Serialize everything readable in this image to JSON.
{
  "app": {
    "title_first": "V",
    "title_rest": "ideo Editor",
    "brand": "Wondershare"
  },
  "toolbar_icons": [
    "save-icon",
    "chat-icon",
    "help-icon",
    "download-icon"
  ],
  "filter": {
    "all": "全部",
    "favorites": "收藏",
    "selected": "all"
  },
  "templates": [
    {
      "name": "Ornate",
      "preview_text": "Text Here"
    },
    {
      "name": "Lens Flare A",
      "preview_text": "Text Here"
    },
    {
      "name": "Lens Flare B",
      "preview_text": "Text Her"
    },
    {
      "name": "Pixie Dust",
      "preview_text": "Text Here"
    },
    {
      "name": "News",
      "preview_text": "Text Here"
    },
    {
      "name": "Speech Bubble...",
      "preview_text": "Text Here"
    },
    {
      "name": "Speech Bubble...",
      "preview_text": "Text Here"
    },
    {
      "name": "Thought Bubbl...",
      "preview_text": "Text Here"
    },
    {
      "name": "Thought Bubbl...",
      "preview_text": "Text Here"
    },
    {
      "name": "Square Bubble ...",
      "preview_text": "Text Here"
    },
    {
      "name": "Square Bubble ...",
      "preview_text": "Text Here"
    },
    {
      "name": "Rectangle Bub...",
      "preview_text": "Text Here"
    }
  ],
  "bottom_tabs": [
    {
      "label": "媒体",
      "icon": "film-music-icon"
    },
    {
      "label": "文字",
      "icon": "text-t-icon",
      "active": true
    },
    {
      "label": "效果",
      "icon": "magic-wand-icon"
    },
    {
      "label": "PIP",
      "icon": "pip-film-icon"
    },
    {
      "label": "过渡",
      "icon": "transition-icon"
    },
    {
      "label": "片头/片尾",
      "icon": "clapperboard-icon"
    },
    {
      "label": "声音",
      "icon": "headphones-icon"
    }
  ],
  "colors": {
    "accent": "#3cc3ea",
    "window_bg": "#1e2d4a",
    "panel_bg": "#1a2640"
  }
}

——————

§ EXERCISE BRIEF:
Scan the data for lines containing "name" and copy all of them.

§ RESPONSE TO THIS EXERCISE:
      "name": "Ornate",
      "name": "Lens Flare A",
      "name": "Lens Flare B",
      "name": "Pixie Dust",
      "name": "News",
      "name": "Speech Bubble...",
      "name": "Speech Bubble...",
      "name": "Thought Bubbl...",
      "name": "Thought Bubbl...",
      "name": "Square Bubble ...",
      "name": "Square Bubble ...",
      "name": "Rectangle Bub...",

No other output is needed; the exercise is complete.